**WORK REQUEST:**
For the listing below, give the number of lines that hold the string "more", without anything else.
*** Begin section ***
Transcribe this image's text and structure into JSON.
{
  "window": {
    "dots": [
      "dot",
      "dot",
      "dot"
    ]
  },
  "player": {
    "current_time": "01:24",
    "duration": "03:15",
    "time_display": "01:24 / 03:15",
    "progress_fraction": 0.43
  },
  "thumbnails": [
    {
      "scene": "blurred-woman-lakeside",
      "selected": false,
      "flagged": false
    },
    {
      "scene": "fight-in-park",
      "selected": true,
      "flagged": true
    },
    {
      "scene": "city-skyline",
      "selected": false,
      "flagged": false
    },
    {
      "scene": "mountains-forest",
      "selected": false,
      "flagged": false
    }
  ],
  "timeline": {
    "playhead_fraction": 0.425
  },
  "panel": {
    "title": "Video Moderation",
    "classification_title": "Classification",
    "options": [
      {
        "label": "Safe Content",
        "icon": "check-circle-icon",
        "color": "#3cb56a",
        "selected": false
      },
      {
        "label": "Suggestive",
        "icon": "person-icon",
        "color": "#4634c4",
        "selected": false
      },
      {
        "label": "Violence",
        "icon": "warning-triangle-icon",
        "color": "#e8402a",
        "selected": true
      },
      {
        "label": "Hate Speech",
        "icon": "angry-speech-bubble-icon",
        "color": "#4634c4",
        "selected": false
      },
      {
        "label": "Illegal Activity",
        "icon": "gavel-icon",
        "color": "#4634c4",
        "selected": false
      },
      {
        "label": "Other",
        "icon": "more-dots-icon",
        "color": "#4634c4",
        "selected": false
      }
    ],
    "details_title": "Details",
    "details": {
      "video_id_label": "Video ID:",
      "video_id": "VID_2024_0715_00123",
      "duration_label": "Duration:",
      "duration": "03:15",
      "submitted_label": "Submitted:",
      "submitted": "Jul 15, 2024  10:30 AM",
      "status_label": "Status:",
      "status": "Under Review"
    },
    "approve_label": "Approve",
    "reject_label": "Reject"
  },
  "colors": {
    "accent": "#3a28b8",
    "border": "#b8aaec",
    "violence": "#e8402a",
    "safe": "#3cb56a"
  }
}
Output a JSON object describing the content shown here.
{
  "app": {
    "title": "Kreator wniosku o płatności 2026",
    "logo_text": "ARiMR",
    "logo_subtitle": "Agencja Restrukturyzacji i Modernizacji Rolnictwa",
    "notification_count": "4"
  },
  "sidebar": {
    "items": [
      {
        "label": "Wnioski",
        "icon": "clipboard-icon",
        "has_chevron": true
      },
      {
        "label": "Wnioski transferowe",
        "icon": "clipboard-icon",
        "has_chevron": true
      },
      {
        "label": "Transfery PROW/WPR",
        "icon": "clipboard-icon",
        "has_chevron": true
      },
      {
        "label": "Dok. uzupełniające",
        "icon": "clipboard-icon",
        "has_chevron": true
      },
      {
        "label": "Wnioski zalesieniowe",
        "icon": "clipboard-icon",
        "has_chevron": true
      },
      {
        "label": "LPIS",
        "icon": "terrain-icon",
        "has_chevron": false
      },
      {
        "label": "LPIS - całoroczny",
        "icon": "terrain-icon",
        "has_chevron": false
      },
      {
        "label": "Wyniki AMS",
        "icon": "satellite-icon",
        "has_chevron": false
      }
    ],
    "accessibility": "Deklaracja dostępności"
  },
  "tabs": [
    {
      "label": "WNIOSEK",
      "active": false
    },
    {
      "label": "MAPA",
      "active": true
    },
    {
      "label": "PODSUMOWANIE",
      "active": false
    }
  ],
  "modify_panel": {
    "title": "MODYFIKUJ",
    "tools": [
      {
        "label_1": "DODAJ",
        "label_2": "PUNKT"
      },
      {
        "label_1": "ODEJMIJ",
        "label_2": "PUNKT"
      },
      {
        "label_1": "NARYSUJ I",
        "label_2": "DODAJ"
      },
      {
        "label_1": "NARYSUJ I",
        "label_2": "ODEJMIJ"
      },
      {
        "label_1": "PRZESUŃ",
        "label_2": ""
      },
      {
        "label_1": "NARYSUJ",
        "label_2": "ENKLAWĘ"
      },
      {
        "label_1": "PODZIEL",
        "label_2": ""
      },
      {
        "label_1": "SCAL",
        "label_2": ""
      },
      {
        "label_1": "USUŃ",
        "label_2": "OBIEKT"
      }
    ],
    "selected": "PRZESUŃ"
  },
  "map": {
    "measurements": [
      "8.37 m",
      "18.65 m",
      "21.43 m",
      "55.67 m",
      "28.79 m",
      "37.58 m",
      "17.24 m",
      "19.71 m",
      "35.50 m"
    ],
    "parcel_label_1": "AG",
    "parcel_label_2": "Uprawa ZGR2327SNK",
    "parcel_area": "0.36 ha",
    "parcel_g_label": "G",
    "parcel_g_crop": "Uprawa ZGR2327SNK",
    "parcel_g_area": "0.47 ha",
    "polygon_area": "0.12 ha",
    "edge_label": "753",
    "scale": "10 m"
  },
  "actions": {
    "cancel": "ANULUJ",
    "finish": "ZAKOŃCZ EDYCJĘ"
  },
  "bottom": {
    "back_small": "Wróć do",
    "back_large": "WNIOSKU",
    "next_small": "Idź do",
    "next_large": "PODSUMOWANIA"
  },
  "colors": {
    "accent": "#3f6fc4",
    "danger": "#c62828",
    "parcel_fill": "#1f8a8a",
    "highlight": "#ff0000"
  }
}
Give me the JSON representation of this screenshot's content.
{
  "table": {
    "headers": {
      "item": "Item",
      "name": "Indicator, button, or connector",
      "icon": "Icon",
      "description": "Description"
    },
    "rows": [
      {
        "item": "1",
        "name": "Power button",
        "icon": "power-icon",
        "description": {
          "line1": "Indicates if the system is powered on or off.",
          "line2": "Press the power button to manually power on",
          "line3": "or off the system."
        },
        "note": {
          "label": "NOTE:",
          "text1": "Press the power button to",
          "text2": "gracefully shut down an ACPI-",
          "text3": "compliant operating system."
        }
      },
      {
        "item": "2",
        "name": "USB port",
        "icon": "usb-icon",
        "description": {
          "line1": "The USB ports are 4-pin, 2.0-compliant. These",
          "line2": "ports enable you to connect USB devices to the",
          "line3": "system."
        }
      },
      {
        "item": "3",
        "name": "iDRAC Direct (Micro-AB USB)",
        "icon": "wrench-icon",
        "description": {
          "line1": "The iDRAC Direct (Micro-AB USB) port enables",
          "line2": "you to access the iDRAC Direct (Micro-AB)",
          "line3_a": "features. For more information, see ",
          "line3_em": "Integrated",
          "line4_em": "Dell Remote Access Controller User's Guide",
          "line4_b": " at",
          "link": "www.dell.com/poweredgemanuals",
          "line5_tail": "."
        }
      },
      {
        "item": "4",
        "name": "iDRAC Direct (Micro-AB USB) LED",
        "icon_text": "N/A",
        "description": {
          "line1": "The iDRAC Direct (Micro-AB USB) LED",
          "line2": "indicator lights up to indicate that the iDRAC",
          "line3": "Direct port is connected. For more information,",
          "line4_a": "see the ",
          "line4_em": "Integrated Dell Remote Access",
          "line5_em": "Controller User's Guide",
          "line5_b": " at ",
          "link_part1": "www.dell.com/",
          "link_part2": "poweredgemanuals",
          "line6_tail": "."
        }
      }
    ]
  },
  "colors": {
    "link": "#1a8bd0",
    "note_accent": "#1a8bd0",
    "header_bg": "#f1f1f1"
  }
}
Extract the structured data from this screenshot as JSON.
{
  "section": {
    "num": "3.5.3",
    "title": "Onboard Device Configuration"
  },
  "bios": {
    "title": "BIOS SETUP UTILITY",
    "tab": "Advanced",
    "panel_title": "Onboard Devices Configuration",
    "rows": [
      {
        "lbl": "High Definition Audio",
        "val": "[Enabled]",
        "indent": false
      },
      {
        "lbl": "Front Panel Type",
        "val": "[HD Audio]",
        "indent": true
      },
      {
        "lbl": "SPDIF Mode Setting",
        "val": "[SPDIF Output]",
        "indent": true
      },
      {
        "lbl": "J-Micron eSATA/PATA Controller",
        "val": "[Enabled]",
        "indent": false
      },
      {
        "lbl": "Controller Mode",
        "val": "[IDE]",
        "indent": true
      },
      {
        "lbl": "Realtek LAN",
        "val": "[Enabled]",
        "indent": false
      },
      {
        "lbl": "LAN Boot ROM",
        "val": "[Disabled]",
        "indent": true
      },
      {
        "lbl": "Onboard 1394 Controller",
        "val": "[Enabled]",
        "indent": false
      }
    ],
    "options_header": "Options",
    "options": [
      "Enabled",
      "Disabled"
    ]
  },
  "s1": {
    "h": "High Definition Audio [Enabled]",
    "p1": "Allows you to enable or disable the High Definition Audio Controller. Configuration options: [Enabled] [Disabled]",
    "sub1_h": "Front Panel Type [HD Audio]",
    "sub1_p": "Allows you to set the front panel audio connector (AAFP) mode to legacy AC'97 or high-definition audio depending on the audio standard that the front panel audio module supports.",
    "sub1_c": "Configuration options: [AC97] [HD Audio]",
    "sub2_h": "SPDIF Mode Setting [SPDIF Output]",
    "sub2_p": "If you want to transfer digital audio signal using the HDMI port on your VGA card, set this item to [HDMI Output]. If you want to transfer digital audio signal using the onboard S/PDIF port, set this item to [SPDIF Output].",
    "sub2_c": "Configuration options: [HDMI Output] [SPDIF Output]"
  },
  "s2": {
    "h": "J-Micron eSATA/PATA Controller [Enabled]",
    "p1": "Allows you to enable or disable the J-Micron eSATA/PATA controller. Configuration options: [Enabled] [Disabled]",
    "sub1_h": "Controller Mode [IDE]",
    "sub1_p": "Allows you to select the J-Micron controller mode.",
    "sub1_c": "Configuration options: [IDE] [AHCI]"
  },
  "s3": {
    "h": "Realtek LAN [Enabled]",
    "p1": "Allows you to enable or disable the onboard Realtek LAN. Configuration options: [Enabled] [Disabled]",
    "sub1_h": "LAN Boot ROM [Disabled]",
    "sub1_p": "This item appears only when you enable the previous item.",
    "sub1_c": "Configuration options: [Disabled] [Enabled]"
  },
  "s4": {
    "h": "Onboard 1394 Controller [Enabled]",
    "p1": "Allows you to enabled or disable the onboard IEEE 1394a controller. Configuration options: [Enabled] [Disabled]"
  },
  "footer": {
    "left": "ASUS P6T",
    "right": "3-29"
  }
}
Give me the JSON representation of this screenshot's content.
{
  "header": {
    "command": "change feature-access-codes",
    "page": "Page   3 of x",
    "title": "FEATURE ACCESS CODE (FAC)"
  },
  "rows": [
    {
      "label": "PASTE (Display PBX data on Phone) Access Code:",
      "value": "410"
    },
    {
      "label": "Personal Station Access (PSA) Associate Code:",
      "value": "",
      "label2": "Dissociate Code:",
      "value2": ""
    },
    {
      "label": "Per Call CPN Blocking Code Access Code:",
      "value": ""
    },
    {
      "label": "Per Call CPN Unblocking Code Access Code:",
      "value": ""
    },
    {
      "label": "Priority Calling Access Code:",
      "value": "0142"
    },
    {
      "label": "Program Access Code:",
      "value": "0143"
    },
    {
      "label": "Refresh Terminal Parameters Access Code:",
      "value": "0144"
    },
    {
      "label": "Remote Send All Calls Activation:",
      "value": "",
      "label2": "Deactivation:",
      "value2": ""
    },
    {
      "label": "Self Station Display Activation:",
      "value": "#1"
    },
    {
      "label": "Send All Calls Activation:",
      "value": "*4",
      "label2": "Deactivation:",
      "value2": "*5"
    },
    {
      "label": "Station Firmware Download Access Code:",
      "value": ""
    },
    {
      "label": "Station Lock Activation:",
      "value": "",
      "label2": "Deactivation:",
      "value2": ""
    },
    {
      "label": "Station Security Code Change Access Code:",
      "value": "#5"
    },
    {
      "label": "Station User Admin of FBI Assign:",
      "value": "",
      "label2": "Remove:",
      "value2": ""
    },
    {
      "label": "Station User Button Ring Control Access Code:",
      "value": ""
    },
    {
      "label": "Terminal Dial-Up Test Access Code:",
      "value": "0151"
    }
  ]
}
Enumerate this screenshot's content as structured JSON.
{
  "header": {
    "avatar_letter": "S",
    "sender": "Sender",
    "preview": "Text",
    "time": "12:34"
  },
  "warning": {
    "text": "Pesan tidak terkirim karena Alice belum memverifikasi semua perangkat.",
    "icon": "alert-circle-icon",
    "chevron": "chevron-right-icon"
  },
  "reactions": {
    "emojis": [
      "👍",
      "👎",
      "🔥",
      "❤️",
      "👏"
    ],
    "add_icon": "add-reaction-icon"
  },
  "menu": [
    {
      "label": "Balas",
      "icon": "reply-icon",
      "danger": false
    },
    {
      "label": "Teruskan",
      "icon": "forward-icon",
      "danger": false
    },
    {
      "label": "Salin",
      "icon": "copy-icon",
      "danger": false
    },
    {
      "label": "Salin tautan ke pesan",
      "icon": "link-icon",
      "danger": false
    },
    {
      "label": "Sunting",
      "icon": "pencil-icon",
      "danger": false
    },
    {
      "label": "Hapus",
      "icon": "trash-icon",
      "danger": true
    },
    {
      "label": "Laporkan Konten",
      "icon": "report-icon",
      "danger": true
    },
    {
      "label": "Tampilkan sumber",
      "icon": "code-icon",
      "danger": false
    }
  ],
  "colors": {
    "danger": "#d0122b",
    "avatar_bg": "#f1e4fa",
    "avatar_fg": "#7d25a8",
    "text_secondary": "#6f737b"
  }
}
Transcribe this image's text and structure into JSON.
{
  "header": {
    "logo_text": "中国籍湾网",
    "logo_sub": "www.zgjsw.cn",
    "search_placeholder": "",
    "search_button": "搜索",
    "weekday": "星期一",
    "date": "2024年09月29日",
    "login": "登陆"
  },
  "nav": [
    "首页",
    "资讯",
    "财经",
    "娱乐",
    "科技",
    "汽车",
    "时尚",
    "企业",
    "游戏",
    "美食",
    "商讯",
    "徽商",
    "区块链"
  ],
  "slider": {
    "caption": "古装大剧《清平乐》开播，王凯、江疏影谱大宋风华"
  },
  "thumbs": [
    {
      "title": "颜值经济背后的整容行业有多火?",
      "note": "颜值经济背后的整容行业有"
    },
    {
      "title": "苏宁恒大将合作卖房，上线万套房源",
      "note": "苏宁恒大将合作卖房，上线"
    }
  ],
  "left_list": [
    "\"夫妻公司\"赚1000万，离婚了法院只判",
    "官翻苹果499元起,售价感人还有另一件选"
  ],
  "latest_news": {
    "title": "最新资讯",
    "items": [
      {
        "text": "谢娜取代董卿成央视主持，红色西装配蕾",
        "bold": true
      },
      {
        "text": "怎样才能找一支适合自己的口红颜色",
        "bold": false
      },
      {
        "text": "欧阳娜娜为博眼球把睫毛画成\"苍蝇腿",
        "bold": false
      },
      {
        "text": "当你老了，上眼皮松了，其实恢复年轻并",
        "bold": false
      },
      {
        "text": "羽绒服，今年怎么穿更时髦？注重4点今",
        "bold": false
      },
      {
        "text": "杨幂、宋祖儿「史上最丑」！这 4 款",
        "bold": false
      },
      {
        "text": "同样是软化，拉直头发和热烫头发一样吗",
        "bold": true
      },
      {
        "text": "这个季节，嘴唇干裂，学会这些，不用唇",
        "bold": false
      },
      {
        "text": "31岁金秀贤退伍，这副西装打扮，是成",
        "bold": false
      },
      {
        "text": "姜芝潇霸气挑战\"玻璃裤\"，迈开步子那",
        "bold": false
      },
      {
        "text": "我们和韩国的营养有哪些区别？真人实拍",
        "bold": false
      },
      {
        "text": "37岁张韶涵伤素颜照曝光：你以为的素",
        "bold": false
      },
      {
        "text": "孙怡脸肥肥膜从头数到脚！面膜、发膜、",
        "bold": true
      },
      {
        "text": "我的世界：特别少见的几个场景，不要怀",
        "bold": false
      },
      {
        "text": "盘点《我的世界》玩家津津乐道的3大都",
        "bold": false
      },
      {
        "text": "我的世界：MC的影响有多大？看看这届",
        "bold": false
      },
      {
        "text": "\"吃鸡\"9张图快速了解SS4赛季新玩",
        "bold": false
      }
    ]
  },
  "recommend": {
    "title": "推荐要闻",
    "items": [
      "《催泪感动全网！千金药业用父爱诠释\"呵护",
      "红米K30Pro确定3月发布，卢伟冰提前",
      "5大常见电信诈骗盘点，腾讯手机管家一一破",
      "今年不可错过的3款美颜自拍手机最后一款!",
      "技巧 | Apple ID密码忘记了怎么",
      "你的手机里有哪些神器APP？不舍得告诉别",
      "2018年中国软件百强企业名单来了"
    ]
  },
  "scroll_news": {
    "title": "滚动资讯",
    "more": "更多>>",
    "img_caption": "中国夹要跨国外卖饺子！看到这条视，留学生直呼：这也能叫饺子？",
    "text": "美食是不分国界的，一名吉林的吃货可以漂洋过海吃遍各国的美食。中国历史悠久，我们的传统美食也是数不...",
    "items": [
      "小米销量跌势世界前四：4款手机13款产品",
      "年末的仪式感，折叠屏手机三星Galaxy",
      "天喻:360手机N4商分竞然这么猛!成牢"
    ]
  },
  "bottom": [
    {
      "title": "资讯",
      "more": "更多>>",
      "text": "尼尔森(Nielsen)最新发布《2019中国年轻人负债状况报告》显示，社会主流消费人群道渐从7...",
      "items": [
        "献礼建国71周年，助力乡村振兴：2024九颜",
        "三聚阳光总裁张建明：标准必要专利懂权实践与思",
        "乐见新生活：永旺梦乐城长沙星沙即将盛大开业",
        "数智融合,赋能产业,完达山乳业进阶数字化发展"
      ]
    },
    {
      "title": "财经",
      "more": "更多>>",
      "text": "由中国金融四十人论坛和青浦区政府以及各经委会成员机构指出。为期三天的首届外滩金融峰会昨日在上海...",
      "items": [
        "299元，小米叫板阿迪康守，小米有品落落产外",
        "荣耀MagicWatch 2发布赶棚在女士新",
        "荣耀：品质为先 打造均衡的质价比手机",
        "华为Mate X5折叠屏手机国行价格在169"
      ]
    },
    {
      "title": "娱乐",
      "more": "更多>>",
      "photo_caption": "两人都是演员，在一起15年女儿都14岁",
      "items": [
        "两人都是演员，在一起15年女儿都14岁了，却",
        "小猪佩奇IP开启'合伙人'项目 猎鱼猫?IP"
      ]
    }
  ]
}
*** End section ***
**RESPONSE TO THE TASK:**
7